Editorial: Portsmouth poised for huge mistake with Meeks hire

The Virginian-Pilot & Daily Press Editorial Board, The Virginian-Pilot

We regret to inform you that Portsmouth officials are at it again.

Charged with the important decision to come before the City Council — the hiring of a new city manager — members appear bullishly determined to set aside all reason, and do something so wrong-headed that it defies comprehension.

The council’s consideration of Danny Meeks, former council member and recently defeated candidate for mayor, should have citizens outraged. Meeks cannot claim to meet the minimum qualifications for the job and didn’t apply to serve. Hiring him would be malpractice.

And yet, the council voted 4-3 on Jan. 13 to hire Meeks as manager. Council members Bill Moody, Christopher Woodard Jr., Paul Battle and Vice Mayor De’Andre Barnes voted in favor; Mayor Shannon Glover and council members Lisa Lucas-Burke and Mark Whitaker opposed the move.

Portsmouth has been without a permanent manager since September, when Lydia Pettis Patton resigned after serving five years in that role and 35 with the city. She had planned to retire in December but departed earlier as the turmoil in Portsmouth made her position untenable.

The council was going to discuss Pettis Patton’s job performance at the meeting during which she tendered her resignation, a meeting at which the council also fired City Attorney Solomon Ashby. And it followed shortly after Pettis Patton had placed former Police Chief Angela Greene on administrative leave.

We could rehash the circumstances surrounding Greene’s administrative leave and subsequent firing in November, the controversy over what happened at the Confederate monument in June, but the simple fact is that Portsmouth is a city that needs stable, capable leadership more than ever.

Hiring Meeks would in no way accomplish that. While he served in public office, Meeks cannot claim to have to have academic credentials or work experience to make him a competitive candidate for this position. While the public does not have access to the more than 90 applications for that post, it’s no leap to assume some are far more qualified candidates on paper.

In truth, Meeks’ time on the council wasn’t terribly distinguished. Recall, for instance, that he endorsed an unconstitutional measure prohibiting council members from speaking about discussions held in closed session — only to reverse himself when he was fined by his colleagues for speaking to the media.

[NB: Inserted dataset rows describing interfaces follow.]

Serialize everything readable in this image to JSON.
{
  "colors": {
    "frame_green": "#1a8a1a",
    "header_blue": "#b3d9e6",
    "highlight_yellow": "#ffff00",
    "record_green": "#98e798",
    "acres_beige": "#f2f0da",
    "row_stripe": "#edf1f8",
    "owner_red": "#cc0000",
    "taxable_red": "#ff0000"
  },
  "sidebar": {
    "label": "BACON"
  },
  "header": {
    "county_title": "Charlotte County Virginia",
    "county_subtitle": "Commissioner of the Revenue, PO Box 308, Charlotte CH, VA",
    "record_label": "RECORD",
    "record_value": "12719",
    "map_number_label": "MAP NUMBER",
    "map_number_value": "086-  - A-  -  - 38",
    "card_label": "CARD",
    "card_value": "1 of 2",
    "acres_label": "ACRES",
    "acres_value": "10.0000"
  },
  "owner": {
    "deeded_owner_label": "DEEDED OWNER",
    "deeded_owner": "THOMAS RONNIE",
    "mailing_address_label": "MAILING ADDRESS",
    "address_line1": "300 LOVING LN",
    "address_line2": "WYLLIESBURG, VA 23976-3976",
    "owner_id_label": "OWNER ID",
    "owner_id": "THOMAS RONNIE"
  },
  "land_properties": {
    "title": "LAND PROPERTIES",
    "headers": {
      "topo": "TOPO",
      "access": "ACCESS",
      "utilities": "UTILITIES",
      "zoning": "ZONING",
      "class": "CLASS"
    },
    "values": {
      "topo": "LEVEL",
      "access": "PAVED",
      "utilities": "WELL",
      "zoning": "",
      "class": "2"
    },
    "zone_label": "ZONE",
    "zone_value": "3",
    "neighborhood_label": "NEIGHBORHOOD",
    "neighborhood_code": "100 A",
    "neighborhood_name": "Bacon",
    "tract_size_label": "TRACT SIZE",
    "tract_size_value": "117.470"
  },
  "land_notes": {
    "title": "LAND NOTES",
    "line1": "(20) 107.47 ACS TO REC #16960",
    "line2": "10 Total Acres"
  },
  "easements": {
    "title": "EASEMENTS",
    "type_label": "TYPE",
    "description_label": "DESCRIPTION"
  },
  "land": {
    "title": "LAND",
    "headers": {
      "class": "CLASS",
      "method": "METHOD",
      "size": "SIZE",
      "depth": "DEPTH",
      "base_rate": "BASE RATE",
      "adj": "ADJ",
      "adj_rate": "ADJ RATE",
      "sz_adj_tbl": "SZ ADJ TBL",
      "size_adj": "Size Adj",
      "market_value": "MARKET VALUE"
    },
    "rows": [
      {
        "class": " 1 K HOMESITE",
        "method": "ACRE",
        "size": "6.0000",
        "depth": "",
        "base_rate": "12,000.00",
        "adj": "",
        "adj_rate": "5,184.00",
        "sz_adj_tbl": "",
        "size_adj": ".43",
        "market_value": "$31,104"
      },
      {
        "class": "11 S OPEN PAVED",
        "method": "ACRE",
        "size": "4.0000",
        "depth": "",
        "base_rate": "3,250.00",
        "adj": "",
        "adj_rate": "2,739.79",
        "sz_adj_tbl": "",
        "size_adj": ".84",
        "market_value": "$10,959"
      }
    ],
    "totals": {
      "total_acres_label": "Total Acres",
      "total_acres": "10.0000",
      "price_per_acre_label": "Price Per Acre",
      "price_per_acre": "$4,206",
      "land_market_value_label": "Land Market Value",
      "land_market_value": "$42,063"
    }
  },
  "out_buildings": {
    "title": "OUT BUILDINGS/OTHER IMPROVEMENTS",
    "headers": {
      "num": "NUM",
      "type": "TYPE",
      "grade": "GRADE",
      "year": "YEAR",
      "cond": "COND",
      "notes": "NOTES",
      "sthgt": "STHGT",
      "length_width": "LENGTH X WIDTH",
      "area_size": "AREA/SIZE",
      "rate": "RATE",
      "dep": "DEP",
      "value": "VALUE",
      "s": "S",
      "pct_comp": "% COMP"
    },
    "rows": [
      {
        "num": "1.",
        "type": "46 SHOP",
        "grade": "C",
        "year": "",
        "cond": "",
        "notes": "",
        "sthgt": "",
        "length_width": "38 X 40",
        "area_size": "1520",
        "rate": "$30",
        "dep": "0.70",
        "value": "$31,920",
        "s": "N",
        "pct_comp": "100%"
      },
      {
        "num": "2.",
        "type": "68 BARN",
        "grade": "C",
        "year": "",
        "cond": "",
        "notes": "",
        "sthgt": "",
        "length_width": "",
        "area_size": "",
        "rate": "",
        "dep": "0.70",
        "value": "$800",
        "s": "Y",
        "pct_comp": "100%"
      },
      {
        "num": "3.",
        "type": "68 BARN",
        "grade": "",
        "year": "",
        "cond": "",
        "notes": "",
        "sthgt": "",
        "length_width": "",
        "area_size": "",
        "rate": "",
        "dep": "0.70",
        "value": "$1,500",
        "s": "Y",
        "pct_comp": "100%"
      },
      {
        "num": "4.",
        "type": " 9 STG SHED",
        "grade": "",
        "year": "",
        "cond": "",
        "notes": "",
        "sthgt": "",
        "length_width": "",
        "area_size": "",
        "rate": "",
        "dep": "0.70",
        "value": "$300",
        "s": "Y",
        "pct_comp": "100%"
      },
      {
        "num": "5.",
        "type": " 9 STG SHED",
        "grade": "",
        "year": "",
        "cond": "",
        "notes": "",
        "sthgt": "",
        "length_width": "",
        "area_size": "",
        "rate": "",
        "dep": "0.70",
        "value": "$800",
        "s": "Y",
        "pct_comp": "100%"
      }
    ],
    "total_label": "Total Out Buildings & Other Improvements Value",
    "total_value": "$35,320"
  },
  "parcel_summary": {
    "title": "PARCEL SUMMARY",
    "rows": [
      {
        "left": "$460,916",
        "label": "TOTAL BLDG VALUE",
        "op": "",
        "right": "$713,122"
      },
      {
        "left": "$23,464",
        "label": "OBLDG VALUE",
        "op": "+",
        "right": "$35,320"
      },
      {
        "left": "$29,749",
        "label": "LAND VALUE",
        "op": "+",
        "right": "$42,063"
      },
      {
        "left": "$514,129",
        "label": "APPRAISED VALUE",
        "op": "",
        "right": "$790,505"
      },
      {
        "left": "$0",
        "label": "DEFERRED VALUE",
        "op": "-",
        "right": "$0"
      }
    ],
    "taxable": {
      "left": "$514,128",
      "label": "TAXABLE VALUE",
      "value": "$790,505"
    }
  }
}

Like any CEO, a manager is expected to assembly a team of talented deputies, to delegate responsibilities so those versed in the details of sanitation, law enforcement, social services and other public agencies handle the day-in, day-out duties.

But the manager should also have the training and experience for that role. It helps to have an advanced degree in public administration, or at least experience as a deputy manager or leading a public department. That’s not an exhaustive list of qualifications, but it’s a good place to start.

Say this about Meeks: His desire to serve the public is laudable and deserves appreciation. He has served on the council, campaigned for mayor and seems to have a genuine desire to see Portsmouth become a better place to live and work.

But there is absolutely no way the council could justify putting Meeks in the manager’s post, not when that office desperately needs a talented, experienced administrator to enact bold policy solutions to tackle the city’s many problems.

Portsmouth needs radical change to improve the lives of its residents, facilitate economic growth, reduce violent crime, strengthen public schools, address racial unrest and inequality, and make that city a jewel of Hampton Roads.

There is no reason to believe Meeks can accomplish that, and it’s an affront to citizens — who deserve so much more from City Hall — that members would try to install him as manager. It’s as if they’ve learned nothing in recent years.

The council should abandon this sideshow and get down to business, sifting through the dozens of applications and choosing the type of manager that Portsmouth needs and in whom residents can have confidence.